Three years ago, departments within the Metropolitan Government of Nashville and Davidson County, Tenn., (the Metro) relied on the limited tools available to them in a J.D. Edwards ERP system to submit annual budget numbers.

The information came to the Metro's Office of Management and Budget (OMB) in disparate forms, which made analyzing and preparing budget information for the Metro Council's approval a time-consuming process. To gather departmental data into one budget document, OMB staff managed a complex series of spreadsheets and downloads, which were difficult to control.

"Departments submitted their budget requests in any number of ways -- Word document, Excel spreadsheet, etc.," said Richard McKinney, CIO and director of the Metro's Department of Information Technology Services (ITS). "That was a problem. Taking all the different budgets and trying to roll them into a single budget document or database was impossible, so budget data had to be rekeyed by the budget office. Government budgeting is so unique and different that traditional ERP systems come up short."

The OMB worked with ITS to streamline the process. "Our goal was to create a virtually paperless system that would produce a very effective tool for agency input and allow us to manage the output of Web-based databases," said David Manning, the Metro's director of finance.

OMB Director Talia Lomax-O'dneal worked with ITS Project Manager Cassandra Davis to develop Web-based tools to make the budgetary process smoother for the OMB. The result is WEBudget, a secure, Web-based application built with Microsoft .NET and SQL Server that allows users to input data from any location and gives the OMB a way to monitor the departments' progress during the process.

Breaking Down WEBudget

WEBudget is organized into a series of wizards to help departments organize and report data needed for creating their budgets, such as revenue estimates, budget modifications, operating capital, performance measures, capital improvements, mayor's hearing sheets and position control.

Davis said users can extract the data they input to create a report by using Microsoft Word and Excel and can also see a list of the entries, as well as the details of each entry.

The jurisdiction saw immediate benefits after using WEBudget.

"With WEBudget, everyone's budget submittals are done on the same electronic forms, and upon submission, are automatically inserted into a single Metrowide budget database that, in turn, is capable of generating a single budget document," said McKinney.

The previous budget-reporting process elicited paper forms and spreadsheets that took time to wade through, Davis said.
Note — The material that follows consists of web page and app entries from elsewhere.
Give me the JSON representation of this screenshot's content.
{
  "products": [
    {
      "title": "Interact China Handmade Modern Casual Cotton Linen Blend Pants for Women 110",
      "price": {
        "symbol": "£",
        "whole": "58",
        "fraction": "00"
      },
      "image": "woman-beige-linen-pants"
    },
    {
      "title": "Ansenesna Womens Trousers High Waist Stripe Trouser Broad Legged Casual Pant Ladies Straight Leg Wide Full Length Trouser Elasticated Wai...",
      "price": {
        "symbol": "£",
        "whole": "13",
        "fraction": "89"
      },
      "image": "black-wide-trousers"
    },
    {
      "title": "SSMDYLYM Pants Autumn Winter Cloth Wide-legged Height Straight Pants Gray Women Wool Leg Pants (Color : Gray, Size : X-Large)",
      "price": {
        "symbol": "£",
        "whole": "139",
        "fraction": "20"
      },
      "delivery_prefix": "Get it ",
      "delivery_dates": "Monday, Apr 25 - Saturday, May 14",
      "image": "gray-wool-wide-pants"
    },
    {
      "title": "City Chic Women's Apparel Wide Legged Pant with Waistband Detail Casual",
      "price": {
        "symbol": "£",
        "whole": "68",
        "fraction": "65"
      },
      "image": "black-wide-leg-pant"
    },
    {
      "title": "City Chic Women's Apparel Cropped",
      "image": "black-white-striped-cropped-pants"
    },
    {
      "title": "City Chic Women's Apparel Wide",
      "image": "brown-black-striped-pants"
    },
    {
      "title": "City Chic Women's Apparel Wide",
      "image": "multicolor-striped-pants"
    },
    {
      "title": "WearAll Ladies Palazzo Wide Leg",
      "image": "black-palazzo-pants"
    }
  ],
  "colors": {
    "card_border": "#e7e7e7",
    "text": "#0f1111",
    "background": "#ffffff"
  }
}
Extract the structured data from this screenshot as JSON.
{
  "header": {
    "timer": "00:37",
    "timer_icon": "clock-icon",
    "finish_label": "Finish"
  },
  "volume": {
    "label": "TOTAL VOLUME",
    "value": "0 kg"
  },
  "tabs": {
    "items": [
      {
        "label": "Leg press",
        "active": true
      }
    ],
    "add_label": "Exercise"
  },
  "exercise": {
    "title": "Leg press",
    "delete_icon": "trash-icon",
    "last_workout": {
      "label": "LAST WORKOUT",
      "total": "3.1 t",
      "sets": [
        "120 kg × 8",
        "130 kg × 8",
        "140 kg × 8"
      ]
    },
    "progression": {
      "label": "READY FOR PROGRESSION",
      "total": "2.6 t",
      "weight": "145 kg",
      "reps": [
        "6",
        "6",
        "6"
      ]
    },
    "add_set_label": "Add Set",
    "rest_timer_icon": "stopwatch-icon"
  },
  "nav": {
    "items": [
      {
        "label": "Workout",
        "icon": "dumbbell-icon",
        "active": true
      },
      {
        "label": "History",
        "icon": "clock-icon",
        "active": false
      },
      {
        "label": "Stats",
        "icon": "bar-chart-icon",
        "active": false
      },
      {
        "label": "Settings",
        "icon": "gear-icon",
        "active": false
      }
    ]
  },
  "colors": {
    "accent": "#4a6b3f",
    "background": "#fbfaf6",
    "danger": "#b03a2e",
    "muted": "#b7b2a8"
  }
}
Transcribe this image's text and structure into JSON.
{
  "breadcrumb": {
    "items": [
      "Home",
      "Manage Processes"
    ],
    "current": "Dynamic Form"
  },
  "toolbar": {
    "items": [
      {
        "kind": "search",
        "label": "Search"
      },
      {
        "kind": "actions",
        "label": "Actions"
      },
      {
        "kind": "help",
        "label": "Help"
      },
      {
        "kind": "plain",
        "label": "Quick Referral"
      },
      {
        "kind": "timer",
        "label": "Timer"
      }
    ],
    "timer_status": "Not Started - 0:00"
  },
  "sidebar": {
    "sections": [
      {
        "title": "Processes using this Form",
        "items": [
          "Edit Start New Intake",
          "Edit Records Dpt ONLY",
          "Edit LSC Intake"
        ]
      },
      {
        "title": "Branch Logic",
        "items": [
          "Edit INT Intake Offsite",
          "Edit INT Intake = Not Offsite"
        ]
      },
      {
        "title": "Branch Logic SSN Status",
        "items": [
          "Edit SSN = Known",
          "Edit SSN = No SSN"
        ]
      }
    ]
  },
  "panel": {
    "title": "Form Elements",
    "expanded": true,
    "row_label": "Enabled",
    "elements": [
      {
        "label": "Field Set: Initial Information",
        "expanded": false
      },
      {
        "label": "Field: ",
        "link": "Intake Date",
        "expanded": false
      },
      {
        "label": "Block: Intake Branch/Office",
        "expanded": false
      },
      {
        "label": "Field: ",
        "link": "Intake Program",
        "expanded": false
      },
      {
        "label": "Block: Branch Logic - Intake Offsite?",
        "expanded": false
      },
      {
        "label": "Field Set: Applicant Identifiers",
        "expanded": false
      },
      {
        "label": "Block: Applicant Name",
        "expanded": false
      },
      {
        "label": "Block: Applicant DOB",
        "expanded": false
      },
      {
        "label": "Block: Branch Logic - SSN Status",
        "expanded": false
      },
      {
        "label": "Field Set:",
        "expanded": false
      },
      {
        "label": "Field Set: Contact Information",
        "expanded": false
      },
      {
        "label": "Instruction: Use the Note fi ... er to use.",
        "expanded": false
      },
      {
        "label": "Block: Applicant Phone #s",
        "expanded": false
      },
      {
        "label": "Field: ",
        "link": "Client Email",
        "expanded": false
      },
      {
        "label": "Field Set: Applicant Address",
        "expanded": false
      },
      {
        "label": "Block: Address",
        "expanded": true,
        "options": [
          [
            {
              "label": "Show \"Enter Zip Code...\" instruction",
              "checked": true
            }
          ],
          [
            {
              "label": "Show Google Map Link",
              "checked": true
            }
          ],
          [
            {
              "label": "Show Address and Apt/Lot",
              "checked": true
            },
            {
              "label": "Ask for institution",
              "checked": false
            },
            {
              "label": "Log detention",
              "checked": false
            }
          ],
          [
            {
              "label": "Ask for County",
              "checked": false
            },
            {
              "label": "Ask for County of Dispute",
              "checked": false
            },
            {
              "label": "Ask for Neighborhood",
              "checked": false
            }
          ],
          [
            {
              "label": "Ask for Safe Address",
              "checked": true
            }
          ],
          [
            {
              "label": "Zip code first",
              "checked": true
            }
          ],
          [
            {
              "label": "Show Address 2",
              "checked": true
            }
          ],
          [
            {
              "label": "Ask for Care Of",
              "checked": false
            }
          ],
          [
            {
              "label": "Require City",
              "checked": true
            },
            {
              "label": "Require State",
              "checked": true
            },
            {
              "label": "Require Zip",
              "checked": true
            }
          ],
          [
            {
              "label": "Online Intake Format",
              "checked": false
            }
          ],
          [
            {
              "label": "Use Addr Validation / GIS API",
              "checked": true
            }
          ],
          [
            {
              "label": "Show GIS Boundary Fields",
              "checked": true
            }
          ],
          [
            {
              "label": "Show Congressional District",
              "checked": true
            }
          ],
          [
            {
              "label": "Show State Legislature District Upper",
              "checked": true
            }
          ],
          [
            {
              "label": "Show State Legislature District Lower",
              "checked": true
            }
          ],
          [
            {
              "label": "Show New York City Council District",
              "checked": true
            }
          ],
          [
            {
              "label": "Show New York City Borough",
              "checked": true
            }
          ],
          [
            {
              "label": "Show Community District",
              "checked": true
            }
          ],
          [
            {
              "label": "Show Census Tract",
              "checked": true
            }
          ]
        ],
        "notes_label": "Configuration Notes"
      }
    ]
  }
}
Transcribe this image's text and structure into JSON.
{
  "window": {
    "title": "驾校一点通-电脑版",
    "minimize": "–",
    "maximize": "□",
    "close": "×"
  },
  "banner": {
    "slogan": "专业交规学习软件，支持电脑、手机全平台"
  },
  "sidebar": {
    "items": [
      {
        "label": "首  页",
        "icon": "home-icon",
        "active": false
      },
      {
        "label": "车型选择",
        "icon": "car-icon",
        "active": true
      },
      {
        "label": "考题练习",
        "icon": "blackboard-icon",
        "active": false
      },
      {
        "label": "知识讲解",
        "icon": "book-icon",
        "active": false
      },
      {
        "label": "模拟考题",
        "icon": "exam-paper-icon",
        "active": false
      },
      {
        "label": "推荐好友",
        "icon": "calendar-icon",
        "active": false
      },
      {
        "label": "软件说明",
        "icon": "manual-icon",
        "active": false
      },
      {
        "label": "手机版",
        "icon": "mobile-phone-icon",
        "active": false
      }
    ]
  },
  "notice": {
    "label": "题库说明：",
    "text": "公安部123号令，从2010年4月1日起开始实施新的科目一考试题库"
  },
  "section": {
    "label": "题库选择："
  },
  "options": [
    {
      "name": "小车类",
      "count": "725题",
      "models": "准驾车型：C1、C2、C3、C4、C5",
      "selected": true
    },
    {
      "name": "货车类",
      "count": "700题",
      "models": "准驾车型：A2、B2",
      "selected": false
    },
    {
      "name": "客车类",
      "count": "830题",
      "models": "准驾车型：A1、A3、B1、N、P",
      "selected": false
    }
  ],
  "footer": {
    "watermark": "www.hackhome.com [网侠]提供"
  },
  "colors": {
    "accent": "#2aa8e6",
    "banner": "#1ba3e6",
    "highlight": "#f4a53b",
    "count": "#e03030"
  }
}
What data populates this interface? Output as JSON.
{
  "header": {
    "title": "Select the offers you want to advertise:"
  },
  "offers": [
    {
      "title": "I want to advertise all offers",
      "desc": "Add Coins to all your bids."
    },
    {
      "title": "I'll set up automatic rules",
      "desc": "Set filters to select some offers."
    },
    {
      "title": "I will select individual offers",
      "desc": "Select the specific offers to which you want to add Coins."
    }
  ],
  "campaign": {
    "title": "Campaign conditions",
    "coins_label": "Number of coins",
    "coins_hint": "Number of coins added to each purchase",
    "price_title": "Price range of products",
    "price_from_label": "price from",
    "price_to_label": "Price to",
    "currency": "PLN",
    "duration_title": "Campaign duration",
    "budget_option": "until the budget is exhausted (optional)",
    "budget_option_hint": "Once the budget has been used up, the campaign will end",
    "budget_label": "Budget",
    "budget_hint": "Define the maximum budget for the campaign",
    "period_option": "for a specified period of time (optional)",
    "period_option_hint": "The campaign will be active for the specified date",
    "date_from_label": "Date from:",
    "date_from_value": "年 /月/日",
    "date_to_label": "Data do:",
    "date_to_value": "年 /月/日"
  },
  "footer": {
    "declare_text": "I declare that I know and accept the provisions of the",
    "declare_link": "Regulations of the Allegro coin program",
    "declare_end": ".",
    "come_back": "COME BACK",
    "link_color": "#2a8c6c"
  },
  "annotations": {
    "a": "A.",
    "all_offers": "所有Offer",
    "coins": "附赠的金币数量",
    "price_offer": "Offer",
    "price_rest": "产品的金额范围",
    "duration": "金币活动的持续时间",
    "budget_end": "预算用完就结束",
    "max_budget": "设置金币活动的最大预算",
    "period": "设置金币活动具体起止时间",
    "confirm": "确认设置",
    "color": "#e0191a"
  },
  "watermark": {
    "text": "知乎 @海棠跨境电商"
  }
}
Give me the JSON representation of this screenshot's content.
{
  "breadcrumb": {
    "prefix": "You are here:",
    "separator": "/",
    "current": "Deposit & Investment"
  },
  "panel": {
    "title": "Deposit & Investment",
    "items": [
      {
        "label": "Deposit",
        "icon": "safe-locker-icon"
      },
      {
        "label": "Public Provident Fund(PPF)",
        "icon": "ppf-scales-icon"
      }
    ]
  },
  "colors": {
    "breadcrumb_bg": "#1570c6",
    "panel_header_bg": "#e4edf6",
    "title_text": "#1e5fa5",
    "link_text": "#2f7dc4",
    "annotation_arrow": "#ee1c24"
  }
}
WEBudget collects data in one place for use by many, ensures a consistent format and provides upfront data validation. This process lets both OMB staff and agency staff view the data simultaneously.

Having the data in one document allows Manning's office to more closely monitor departments' progression during the process, and even get a jump on making budgetary decisions.

"The budget system has a methodology that allows me to look at it and understand what step in the process has been completed on what date," Manning said. "One of the values of WEBudget is it allows us to much more effectively and efficiently translate the work product into a document to publish the data on the Web."

This way, Manning can determine whether a department's input was completed or whether it's still in an earlier stage.

The key for the jurisdiction during the budget process was time. Before WEBudget, it was a Herculean effort to get budgets submitted on time and give the OMB a chance to scrutinize the numbers, McKinney said.

"By automating this consolidation of information, the OMB can spend more time analyzing the submitted budgets and preparing for the budget hearings with the finance director and the mayor that constitute

Eliot Cole  |  Contributing Writer